Like the existing port facilities, LIT will be served by all six Class I railroads and have direct connections to the nation’s inland waterways via the Mississippi River and Gulf Intracoastal Waterway and the nation’s interstate system through I-10. The Louisiana legislature has already dedicated $50 million to studying and designing a new elevated highway that will connect the new terminal in St. Bernard Parish to the interstate and avoid putting truck traffic on local roadways. Traffic has been a point of concern for the local community, and St. Bernard Parish President Guy McGinnis and Louisiana Sen. Sharon Hewitt, who represents St. Bernard, were both on hand to support the project and commit to making the new highway a reality.
“The Louisiana International Terminal will enhance our state’s longstanding position as a leader in international trade,” Hewitt said. “One of the keys to success for this project is the construction of the St. Bernard Transportation Corridor, which will connect Lower St. Bernard to the interstate system to serve both the terminal and the public.”
Secretary of the Louisiana Department of Transportation Development Shawn Wilson said the terminal and road projects are both about recognizing the state’s natural resources and stewarding them in the best way possible for local communities, the state and the nation.
“We didn’t create that,” Wilson said, indicating the Mississippi River nearby. “Our God created that,and he blessed us with that position.”
Leveraging the deepened river and a new terminal free of air draft restrictions, Louisiana is poised to attract new business and services, like distribution centers, while also efficiently serving existing industries, like Louisiana’s farming and poultry sectors.

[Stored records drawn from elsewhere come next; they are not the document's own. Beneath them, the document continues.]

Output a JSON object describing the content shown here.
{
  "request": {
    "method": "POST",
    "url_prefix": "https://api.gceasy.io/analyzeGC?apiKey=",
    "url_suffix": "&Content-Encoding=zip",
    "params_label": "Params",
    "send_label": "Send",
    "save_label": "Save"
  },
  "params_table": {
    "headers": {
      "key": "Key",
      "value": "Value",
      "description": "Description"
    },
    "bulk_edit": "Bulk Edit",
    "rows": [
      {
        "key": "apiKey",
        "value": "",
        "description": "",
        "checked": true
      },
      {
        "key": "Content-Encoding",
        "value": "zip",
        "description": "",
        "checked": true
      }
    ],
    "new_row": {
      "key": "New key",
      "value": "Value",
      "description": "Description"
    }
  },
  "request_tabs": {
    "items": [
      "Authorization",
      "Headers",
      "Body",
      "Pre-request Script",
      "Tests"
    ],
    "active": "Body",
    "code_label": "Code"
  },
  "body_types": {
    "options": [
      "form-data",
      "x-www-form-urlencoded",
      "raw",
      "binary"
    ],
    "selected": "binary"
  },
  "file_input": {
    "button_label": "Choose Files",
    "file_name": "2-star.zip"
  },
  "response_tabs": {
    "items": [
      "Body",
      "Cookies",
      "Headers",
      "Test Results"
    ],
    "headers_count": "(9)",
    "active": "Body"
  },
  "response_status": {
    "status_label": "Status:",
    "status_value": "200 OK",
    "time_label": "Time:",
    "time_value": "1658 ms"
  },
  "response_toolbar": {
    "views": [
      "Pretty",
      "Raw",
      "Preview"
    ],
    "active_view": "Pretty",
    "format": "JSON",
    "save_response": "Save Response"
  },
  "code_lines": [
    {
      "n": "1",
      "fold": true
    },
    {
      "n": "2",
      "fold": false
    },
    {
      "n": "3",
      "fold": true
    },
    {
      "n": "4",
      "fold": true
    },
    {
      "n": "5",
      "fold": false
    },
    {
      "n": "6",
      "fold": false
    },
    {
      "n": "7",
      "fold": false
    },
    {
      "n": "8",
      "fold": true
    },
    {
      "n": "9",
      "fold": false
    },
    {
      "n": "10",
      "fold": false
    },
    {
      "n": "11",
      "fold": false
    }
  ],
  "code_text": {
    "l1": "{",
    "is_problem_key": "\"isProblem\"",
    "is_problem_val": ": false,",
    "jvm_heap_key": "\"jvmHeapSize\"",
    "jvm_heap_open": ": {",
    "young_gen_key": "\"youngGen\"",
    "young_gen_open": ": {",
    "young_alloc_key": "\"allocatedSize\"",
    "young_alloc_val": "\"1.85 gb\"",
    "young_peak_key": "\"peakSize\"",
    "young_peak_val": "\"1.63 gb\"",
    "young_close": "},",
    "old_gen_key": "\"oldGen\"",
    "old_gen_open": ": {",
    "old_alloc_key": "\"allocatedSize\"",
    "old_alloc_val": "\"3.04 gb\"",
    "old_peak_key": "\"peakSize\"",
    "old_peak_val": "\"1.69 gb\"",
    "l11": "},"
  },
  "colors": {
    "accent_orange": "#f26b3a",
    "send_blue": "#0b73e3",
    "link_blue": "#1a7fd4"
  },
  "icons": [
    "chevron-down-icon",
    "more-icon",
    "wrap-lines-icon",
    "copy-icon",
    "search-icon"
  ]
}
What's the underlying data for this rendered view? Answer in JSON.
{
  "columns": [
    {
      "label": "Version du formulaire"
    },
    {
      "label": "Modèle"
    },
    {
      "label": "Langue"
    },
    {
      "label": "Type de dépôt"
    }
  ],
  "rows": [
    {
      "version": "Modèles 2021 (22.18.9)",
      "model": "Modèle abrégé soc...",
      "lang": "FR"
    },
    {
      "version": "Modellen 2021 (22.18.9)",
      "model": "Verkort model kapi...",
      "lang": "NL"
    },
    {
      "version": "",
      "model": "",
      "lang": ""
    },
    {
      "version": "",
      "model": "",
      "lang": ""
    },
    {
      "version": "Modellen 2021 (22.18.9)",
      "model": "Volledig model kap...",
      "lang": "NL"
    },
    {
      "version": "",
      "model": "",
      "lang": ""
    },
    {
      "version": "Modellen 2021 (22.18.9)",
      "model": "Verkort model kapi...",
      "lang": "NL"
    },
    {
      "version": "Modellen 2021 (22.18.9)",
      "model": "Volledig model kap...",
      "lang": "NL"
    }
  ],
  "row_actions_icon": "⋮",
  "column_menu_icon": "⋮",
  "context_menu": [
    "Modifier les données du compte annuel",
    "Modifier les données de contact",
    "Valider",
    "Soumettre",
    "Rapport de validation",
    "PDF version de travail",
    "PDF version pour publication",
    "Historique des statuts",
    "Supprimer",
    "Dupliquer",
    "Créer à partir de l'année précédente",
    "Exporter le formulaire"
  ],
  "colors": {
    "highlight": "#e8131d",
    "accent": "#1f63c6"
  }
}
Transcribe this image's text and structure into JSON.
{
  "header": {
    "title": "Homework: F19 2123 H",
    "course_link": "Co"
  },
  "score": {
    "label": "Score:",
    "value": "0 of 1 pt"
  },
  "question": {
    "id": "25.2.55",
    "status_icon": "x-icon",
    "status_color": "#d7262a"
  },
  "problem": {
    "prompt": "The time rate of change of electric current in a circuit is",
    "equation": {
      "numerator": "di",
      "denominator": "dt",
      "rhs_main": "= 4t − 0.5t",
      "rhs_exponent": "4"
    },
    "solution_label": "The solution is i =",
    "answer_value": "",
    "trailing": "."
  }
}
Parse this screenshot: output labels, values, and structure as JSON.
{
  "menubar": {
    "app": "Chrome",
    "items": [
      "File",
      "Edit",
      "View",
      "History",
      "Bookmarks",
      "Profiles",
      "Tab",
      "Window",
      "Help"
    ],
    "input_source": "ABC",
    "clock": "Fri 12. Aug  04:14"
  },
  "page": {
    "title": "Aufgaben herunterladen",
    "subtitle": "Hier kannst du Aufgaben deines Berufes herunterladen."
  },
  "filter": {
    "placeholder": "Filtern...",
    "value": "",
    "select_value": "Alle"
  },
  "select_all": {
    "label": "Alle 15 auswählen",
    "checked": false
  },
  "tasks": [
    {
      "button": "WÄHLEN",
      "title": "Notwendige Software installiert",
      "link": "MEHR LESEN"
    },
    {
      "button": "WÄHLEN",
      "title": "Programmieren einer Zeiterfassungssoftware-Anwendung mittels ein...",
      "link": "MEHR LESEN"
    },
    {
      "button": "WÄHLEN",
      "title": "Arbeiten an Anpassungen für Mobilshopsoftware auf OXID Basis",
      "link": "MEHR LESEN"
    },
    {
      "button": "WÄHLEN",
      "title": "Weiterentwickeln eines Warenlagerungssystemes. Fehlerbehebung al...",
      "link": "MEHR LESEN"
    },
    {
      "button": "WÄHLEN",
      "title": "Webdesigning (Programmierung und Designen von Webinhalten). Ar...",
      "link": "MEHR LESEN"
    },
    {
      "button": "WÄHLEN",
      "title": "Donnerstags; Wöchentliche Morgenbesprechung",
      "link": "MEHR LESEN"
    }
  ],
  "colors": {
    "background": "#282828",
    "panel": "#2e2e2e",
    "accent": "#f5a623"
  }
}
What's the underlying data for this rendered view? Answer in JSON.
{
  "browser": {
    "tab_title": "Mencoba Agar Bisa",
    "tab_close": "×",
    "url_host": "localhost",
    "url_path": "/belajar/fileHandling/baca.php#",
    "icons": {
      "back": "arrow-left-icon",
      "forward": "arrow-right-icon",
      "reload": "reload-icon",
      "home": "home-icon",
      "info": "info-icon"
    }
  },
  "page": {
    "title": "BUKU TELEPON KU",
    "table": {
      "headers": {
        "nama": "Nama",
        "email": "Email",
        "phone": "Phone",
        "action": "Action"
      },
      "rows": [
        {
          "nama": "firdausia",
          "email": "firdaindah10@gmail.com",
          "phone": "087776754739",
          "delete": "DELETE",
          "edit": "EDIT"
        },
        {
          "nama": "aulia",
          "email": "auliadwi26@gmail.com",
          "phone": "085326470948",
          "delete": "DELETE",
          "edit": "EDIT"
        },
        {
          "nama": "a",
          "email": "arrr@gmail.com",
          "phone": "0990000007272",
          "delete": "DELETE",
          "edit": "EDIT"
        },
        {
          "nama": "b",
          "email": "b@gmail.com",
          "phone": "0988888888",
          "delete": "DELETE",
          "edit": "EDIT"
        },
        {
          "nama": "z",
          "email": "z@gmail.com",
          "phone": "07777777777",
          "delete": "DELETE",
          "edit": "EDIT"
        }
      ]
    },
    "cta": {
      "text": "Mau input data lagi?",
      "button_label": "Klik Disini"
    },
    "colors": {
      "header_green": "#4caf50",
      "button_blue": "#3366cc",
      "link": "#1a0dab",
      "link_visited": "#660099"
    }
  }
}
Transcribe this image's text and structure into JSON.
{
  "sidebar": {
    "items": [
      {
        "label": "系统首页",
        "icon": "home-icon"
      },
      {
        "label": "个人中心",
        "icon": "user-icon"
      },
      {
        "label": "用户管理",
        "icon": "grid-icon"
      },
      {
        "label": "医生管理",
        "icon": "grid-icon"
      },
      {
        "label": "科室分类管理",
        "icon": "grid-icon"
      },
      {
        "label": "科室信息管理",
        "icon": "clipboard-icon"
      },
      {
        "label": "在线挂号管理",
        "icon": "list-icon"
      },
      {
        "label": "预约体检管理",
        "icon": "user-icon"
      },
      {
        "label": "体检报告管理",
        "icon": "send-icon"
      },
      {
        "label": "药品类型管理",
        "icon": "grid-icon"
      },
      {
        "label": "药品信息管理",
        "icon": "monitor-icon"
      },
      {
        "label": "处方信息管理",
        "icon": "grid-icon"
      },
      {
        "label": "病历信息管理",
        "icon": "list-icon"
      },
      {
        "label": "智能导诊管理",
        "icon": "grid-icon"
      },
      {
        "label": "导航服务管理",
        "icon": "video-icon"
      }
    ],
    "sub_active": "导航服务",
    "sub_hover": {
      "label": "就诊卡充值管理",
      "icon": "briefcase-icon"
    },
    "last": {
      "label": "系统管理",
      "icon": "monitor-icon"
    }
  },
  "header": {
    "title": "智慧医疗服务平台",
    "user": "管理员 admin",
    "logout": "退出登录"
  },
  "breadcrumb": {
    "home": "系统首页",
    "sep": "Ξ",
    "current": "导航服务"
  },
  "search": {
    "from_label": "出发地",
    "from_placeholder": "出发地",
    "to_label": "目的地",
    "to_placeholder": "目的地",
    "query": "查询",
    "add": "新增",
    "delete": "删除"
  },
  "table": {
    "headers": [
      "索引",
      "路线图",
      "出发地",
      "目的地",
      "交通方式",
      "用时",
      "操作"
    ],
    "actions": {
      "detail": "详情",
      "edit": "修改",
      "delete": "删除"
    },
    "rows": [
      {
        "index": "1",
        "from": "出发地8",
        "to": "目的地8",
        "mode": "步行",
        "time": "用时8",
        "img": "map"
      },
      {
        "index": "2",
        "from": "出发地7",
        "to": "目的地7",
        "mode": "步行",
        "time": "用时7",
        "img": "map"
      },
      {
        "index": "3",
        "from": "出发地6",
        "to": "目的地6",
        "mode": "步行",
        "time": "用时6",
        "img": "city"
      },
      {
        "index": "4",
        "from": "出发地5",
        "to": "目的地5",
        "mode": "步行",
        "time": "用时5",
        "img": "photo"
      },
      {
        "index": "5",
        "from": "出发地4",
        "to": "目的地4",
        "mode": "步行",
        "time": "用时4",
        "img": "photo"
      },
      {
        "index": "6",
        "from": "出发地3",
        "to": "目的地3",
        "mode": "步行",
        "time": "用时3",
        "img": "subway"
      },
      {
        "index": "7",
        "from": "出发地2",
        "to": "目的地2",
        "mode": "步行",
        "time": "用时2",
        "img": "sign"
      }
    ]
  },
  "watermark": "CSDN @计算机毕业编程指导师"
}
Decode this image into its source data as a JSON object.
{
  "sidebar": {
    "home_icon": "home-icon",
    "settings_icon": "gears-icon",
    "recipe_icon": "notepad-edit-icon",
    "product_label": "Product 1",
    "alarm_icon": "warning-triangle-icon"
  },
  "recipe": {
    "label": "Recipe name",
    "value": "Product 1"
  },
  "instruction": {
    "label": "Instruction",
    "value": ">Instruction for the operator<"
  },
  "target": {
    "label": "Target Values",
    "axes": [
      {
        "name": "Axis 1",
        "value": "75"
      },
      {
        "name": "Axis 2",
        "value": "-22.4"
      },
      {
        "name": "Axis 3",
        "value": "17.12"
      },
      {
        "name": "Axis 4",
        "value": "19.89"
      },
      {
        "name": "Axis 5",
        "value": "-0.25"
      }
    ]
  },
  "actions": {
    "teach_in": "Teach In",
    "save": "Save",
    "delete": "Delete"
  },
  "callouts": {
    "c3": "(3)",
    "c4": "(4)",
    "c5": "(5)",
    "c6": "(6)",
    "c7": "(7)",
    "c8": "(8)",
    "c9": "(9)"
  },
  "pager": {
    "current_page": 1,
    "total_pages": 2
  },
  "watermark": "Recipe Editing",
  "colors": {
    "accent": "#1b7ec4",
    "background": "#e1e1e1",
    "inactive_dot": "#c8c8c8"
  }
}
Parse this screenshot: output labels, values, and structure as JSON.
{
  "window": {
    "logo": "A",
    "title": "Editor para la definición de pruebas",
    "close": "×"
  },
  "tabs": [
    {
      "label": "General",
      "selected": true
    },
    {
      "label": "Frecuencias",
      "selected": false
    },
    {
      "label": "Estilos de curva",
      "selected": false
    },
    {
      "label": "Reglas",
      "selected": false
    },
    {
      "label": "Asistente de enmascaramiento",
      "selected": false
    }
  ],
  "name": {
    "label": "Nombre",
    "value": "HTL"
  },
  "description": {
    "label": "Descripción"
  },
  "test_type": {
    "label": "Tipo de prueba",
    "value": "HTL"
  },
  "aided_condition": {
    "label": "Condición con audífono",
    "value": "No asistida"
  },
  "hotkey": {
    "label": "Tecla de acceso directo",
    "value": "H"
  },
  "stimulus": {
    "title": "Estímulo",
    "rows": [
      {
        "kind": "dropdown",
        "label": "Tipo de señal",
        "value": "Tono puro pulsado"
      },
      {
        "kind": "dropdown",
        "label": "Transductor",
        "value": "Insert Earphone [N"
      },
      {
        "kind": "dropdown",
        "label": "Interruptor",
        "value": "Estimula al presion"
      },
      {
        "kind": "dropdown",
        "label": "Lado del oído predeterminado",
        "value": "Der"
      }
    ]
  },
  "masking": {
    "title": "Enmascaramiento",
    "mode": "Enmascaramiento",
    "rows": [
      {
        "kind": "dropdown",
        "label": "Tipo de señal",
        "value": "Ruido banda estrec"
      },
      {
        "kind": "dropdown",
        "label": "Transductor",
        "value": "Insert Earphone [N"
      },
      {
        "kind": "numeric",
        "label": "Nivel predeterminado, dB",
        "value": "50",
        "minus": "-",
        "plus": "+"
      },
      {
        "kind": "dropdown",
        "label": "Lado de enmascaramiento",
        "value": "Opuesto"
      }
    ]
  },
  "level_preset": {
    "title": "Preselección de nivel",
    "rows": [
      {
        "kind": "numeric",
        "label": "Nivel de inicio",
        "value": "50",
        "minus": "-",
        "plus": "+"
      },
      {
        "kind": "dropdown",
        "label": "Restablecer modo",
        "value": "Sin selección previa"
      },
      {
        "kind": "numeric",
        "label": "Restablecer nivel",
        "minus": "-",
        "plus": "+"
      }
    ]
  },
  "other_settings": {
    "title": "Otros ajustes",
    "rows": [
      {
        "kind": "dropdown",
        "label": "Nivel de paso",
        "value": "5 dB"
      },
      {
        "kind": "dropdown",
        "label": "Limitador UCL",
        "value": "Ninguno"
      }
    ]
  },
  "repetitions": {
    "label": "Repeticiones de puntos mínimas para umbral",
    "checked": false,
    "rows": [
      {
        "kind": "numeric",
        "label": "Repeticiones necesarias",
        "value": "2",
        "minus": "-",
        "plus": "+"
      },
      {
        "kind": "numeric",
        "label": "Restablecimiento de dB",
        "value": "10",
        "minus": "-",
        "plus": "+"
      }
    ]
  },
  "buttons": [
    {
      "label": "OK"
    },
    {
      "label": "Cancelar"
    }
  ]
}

“Poultry is one of the largest agricultural enterprises in Louisiana, contributing over $1 billion to the state’s economy,” said Louisiana Department of Agriculture and Forestry Commissioner Mike Strain. “This project will only further the success of Louisiana agriculture exporters and the many projects they have to offer the global market.”
Port NOLA expects the facility to be fully built-out by 2031. At full build-out and full use, the Louisiana International Terminal will have an annual container throughput capacity of 2 million TEUs. The port expects the remaining $500 million to come from a combination of port, state and federal funding resources.
Caption for top photo: Container activity at the Port of New Orleans’ Napoleon Avenue Terminal. (Photo by Frank McCormack)